## To do
Apart from the images, the entire listing below must be restated word for word.

## Source information

════════════════════

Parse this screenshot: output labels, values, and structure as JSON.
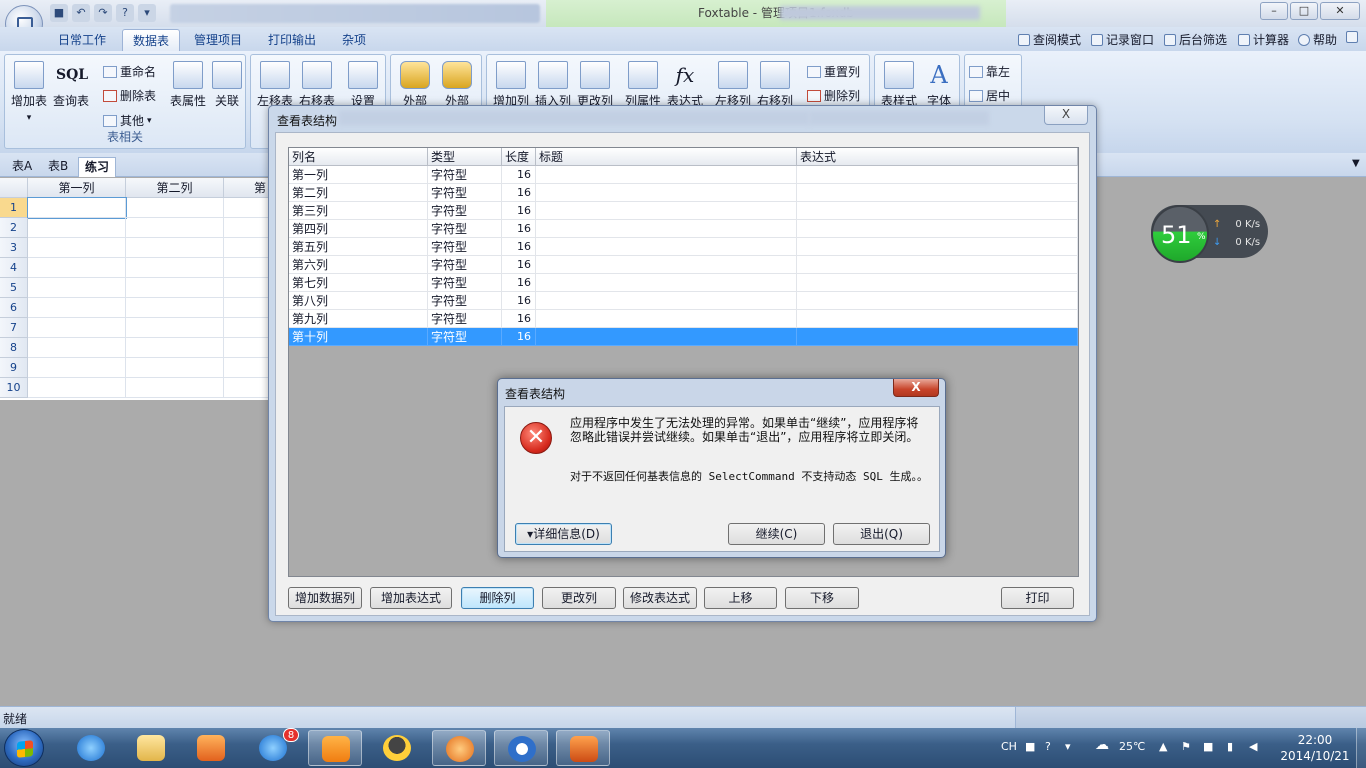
{
  "window": {
    "title": "Foxtable - 管理项目1.foxdb",
    "controls": [
      "minimize",
      "maximize",
      "close"
    ]
  },
  "ribbon": {
    "tabs": [
      "日常工作",
      "数据表",
      "管理项目",
      "打印输出",
      "杂项"
    ],
    "active_tab": "数据表",
    "right_links": [
      "查阅模式",
      "记录窗口",
      "后台筛选",
      "计算器",
      "帮助"
    ],
    "buttons": {
      "add_table": "增加表",
      "query_table": "查询表",
      "sql_icon_text": "SQL",
      "rename": "重命名",
      "delete_table": "删除表",
      "other": "其他",
      "table_props": "表属性",
      "relation": "关联",
      "move_table_left": "左移表",
      "move_table_right": "右移表",
      "settings": "设置",
      "external1": "外部",
      "external2": "外部",
      "add_column": "增加列",
      "insert_column": "插入列",
      "edit_column": "更改列",
      "column_props": "列属性",
      "expression": "表达式",
      "expression_icon_text": "fx",
      "move_col_left": "左移列",
      "move_col_right": "右移列",
      "reset_column": "重置列",
      "delete_column": "删除列",
      "table_style": "表样式",
      "font": "字体",
      "align_left": "靠左",
      "align_center": "居中"
    },
    "group_label": "表相关"
  },
  "sheet_tabs": [
    "表A",
    "表B",
    "练习"
  ],
  "active_sheet": "练习",
  "grid": {
    "columns": [
      "第一列",
      "第二列",
      "第"
    ],
    "rows": [
      "1",
      "2",
      "3",
      "4",
      "5",
      "6",
      "7",
      "8",
      "9",
      "10"
    ],
    "selected_row": "1"
  },
  "structure_dialog": {
    "title": "查看表结构",
    "close_label": "X",
    "headers": [
      "列名",
      "类型",
      "长度",
      "标题",
      "表达式"
    ],
    "rows": [
      {
        "name": "第一列",
        "type": "字符型",
        "length": "16"
      },
      {
        "name": "第二列",
        "type": "字符型",
        "length": "16"
      },
      {
        "name": "第三列",
        "type": "字符型",
        "length": "16"
      },
      {
        "name": "第四列",
        "type": "字符型",
        "length": "16"
      },
      {
        "name": "第五列",
        "type": "字符型",
        "length": "16"
      },
      {
        "name": "第六列",
        "type": "字符型",
        "length": "16"
      },
      {
        "name": "第七列",
        "type": "字符型",
        "length": "16"
      },
      {
        "name": "第八列",
        "type": "字符型",
        "length": "16"
      },
      {
        "name": "第九列",
        "type": "字符型",
        "length": "16"
      },
      {
        "name": "第十列",
        "type": "字符型",
        "length": "16"
      }
    ],
    "selected_row": "第十列",
    "buttons": [
      "增加数据列",
      "增加表达式",
      "删除列",
      "更改列",
      "修改表达式",
      "上移",
      "下移",
      "打印"
    ]
  },
  "error_dialog": {
    "title": "查看表结构",
    "close_label": "X",
    "icon": "error-x-icon",
    "message": "应用程序中发生了无法处理的异常。如果单击“继续”，应用程序将忽略此错误并尝试继续。如果单击“退出”，应用程序将立即关闭。",
    "detail": "对于不返回任何基表信息的 SelectCommand 不支持动态 SQL 生成。。",
    "details_button": "▾详细信息(D)",
    "continue_button": "继续(C)",
    "quit_button": "退出(Q)"
  },
  "net_widget": {
    "percent": "51",
    "percent_sign": "%",
    "upload": "0",
    "download": "0",
    "unit": "K/s"
  },
  "status_bar": {
    "text": "就绪"
  },
  "taskbar": {
    "apps": [
      "ie-icon",
      "explorer-icon",
      "media-player-icon",
      "ie2-icon",
      "uc-browser-icon",
      "qq-icon",
      "app-icon",
      "search-icon",
      "foxtable-icon"
    ],
    "badge": "8",
    "tray": {
      "lang": "CH",
      "weather": "25℃"
    },
    "time": "22:00",
    "date": "2014/10/21"
  },
  "colors": {
    "selection": "#3399ff",
    "ribbon_text": "#15428b",
    "error_red": "#d62a1d",
    "speed_green": "#2fcd3c"
  }
}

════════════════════

## Result of the task
Parse this screenshot: output labels, values, and structure as JSON.
{
  "window": {
    "title": "Foxtable - 管理项目1.foxdb",
    "controls": [
      "minimize",
      "maximize",
      "close"
    ]
  },
  "ribbon": {
    "tabs": [
      "日常工作",
      "数据表",
      "管理项目",
      "打印输出",
      "杂项"
    ],
    "active_tab": "数据表",
    "right_links": [
      "查阅模式",
      "记录窗口",
      "后台筛选",
      "计算器",
      "帮助"
    ],
    "buttons": {
      "add_table": "增加表",
      "query_table": "查询表",
      "sql_icon_text": "SQL",
      "rename": "重命名",
      "delete_table": "删除表",
      "other": "其他",
      "table_props": "表属性",
      "relation": "关联",
      "move_table_left": "左移表",
      "move_table_right": "右移表",
      "settings": "设置",
      "external1": "外部",
      "external2": "外部",
      "add_column": "增加列",
      "insert_column": "插入列",
      "edit_column": "更改列",
      "column_props": "列属性",
      "expression": "表达式",
      "expression_icon_text": "fx",
      "move_col_left": "左移列",
      "move_col_right": "右移列",
      "reset_column": "重置列",
      "delete_column": "删除列",
      "table_style": "表样式",
      "font": "字体",
      "align_left": "靠左",
      "align_center": "居中"
    },
    "group_label": "表相关"
  },
  "sheet_tabs": [
    "表A",
    "表B",
    "练习"
  ],
  "active_sheet": "练习",
  "grid": {
    "columns": [
      "第一列",
      "第二列",
      "第"
    ],
    "rows": [
      "1",
      "2",
      "3",
      "4",
      "5",
      "6",
      "7",
      "8",
      "9",
      "10"
    ],
    "selected_row": "1"
  },
  "structure_dialog": {
    "title": "查看表结构",
    "close_label": "X",
    "headers": [
      "列名",
      "类型",
      "长度",
      "标题",
      "表达式"
    ],
    "rows": [
      {
        "name": "第一列",
        "type": "字符型",
        "length": "16"
      },
      {
        "name": "第二列",
        "type": "字符型",
        "length": "16"
      },
      {
        "name": "第三列",
        "type": "字符型",
        "length": "16"
      },
      {
        "name": "第四列",
        "type": "字符型",
        "length": "16"
      },
      {
        "name": "第五列",
        "type": "字符型",
        "length": "16"
      },
      {
        "name": "第六列",
        "type": "字符型",
        "length": "16"
      },
      {
        "name": "第七列",
        "type": "字符型",
        "length": "16"
      },
      {
        "name": "第八列",
        "type": "字符型",
        "length": "16"
      },
      {
        "name": "第九列",
        "type": "字符型",
        "length": "16"
      },
      {
        "name": "第十列",
        "type": "字符型",
        "length": "16"
      }
    ],
    "selected_row": "第十列",
    "buttons": [
      "增加数据列",
      "增加表达式",
      "删除列",
      "更改列",
      "修改表达式",
      "上移",
      "下移",
      "打印"
    ]
  },
  "error_dialog": {
    "title": "查看表结构",
    "close_label": "X",
    "icon": "error-x-icon",
    "message": "应用程序中发生了无法处理的异常。如果单击“继续”，应用程序将忽略此错误并尝试继续。如果单击“退出”，应用程序将立即关闭。",
    "detail": "对于不返回任何基表信息的 SelectCommand 不支持动态 SQL 生成。。",
    "details_button": "▾详细信息(D)",
    "continue_button": "继续(C)",
    "quit_button": "退出(Q)"
  },
  "net_widget": {
    "percent": "51",
    "percent_sign": "%",
    "upload": "0",
    "download": "0",
    "unit": "K/s"
  },
  "status_bar": {
    "text": "就绪"
  },
  "taskbar": {
    "apps": [
      "ie-icon",
      "explorer-icon",
      "media-player-icon",
      "ie2-icon",
      "uc-browser-icon",
      "qq-icon",
      "app-icon",
      "search-icon",
      "foxtable-icon"
    ],
    "badge": "8",
    "tray": {
      "lang": "CH",
      "weather": "25℃"
    },
    "time": "22:00",
    "date": "2014/10/21"
  },
  "colors": {
    "selection": "#3399ff",
    "ribbon_text": "#15428b",
    "error_red": "#d62a1d",
    "speed_green": "#2fcd3c"
  }
}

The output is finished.